- EXERCISE AIM: Lines below that include "date" are the answer; copy each one.

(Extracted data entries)
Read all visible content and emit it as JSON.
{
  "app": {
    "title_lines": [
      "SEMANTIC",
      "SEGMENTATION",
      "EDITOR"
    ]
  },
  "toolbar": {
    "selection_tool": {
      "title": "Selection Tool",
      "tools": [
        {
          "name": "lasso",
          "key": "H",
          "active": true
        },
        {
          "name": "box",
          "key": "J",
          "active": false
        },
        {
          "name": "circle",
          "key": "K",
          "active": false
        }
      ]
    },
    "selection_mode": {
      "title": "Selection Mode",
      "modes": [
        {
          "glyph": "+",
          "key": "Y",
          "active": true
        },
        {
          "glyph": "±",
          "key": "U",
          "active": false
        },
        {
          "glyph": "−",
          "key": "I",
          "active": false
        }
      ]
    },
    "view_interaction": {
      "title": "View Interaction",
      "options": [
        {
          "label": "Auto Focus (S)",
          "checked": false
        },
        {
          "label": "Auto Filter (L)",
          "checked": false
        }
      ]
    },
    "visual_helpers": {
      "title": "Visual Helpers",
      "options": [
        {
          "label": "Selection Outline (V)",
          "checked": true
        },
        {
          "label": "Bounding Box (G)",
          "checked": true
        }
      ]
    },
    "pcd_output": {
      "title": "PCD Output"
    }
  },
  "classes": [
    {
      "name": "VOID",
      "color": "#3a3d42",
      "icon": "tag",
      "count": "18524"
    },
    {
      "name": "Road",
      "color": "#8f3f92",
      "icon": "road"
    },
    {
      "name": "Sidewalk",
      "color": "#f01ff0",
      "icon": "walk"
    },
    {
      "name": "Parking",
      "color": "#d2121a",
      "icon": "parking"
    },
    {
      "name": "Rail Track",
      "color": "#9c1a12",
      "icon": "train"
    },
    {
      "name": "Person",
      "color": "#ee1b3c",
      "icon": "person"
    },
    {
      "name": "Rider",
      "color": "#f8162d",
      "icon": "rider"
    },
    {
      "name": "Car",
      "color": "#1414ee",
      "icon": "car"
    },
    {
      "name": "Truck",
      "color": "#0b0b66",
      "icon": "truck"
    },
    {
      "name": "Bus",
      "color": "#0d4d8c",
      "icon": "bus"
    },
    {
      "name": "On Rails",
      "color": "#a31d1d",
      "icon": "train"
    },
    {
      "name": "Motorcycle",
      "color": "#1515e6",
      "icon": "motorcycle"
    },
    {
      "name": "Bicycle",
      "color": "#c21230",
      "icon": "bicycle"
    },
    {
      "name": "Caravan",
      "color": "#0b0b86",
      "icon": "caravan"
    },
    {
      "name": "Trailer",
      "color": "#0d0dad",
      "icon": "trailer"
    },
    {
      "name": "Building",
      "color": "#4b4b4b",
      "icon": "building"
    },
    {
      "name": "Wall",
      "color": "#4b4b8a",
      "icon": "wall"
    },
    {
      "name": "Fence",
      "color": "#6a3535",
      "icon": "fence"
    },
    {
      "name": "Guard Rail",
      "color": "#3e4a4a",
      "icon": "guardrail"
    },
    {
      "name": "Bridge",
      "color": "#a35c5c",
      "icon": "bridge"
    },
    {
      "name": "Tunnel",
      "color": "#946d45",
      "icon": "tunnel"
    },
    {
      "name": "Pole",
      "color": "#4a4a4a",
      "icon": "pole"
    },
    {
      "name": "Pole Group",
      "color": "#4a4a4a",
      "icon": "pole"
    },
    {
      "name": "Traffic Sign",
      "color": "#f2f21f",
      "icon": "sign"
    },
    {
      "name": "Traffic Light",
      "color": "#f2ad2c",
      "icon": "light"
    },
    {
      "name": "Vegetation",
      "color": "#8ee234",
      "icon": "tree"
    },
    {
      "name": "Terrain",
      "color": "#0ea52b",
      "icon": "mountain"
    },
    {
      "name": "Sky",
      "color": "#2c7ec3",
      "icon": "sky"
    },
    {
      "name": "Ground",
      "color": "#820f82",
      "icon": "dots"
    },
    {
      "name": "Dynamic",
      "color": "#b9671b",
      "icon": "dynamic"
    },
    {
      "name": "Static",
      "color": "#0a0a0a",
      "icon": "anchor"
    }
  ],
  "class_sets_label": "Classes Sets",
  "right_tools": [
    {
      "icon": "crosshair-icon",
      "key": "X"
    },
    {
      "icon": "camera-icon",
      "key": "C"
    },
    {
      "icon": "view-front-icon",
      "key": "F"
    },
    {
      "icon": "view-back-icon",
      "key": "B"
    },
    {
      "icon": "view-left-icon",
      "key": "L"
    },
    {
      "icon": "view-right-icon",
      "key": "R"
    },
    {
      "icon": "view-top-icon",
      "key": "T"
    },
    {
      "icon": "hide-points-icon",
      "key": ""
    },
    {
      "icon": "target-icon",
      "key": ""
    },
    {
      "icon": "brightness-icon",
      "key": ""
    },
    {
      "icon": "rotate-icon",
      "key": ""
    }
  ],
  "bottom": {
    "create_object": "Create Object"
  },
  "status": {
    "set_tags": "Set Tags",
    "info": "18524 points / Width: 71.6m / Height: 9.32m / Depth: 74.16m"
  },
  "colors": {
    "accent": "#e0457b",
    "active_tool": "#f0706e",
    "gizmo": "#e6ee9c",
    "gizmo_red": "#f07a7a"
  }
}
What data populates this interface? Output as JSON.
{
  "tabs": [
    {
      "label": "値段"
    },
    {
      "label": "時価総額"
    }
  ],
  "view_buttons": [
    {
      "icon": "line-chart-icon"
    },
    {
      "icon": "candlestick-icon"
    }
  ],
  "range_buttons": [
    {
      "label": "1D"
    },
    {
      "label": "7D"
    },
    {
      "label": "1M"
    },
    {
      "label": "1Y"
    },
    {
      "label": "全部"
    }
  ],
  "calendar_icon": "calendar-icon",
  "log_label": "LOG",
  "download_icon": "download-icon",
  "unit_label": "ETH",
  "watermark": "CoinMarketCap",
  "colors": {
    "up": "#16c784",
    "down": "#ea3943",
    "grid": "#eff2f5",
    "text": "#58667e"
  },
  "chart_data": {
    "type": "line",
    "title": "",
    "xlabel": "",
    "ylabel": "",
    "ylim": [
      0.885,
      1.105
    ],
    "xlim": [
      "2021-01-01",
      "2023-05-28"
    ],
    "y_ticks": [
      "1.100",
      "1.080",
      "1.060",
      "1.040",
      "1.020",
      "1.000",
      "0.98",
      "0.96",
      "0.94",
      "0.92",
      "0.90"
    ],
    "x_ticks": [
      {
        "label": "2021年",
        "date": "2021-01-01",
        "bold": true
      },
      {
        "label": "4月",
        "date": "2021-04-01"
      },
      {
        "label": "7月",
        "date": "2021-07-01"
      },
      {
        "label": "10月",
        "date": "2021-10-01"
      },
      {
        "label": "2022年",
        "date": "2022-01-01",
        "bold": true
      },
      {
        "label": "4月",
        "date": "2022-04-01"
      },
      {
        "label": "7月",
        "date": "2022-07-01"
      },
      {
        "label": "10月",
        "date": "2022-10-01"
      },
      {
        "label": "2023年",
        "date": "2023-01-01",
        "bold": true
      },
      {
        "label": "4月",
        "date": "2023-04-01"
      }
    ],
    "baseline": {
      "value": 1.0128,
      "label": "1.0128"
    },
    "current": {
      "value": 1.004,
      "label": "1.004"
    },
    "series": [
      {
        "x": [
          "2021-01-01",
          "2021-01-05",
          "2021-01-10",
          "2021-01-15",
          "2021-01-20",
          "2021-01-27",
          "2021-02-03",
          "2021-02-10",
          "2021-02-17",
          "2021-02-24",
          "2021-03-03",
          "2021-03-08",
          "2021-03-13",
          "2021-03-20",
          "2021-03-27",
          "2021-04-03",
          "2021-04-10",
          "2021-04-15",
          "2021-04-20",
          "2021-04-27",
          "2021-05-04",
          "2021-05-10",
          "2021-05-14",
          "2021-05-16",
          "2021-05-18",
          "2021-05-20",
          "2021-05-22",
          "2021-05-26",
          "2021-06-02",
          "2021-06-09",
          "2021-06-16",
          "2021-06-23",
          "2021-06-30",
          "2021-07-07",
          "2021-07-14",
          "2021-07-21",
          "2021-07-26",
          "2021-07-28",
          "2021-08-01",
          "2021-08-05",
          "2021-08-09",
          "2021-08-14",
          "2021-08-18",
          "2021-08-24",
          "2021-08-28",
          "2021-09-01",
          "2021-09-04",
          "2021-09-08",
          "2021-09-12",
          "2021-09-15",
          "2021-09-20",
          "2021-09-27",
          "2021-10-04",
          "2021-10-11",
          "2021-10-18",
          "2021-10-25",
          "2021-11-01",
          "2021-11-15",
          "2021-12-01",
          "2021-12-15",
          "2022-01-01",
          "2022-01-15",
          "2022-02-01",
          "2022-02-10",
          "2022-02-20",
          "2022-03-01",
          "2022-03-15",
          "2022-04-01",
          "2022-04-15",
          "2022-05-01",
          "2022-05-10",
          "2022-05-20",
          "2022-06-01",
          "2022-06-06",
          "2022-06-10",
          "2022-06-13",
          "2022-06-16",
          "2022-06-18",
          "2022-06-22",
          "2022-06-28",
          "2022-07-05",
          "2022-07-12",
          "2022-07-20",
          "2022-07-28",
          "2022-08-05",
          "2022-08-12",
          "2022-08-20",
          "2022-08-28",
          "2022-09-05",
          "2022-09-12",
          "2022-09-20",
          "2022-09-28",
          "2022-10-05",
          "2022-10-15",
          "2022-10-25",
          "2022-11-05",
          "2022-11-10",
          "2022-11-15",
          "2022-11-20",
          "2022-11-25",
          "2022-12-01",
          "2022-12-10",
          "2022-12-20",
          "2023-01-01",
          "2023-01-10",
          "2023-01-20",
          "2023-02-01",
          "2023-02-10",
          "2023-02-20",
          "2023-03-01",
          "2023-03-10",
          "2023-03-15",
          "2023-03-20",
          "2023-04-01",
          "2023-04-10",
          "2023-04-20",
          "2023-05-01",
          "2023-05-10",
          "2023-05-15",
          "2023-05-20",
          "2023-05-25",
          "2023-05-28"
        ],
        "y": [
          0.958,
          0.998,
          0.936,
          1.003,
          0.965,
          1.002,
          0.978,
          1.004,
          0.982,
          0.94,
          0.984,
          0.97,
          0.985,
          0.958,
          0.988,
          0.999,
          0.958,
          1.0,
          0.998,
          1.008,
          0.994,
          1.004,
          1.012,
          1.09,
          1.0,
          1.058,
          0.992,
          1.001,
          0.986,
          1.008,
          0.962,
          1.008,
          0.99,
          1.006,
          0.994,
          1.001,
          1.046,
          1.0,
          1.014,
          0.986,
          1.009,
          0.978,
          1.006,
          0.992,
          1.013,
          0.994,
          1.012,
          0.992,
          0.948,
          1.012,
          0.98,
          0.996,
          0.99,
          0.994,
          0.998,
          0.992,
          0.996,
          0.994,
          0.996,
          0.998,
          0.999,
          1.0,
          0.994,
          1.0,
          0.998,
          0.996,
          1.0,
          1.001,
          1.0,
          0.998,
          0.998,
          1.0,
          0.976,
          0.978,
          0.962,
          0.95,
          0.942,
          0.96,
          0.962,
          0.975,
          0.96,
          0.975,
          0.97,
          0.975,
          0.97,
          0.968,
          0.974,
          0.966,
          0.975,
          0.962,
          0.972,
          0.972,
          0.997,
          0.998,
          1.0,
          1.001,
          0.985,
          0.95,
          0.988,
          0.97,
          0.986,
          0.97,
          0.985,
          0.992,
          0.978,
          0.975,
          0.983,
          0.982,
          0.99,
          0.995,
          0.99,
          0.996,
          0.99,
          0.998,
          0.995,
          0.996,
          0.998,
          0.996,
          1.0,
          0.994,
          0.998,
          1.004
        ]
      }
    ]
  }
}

- TASK RESPONSE:
        "date": "2021-01-01",
        "date": "2021-04-01"
        "date": "2021-07-01"
        "date": "2021-10-01"
        "date": "2022-01-01",
        "date": "2022-04-01"
        "date": "2022-07-01"
        "date": "2022-10-01"
        "date": "2023-01-01",
        "date": "2023-04-01"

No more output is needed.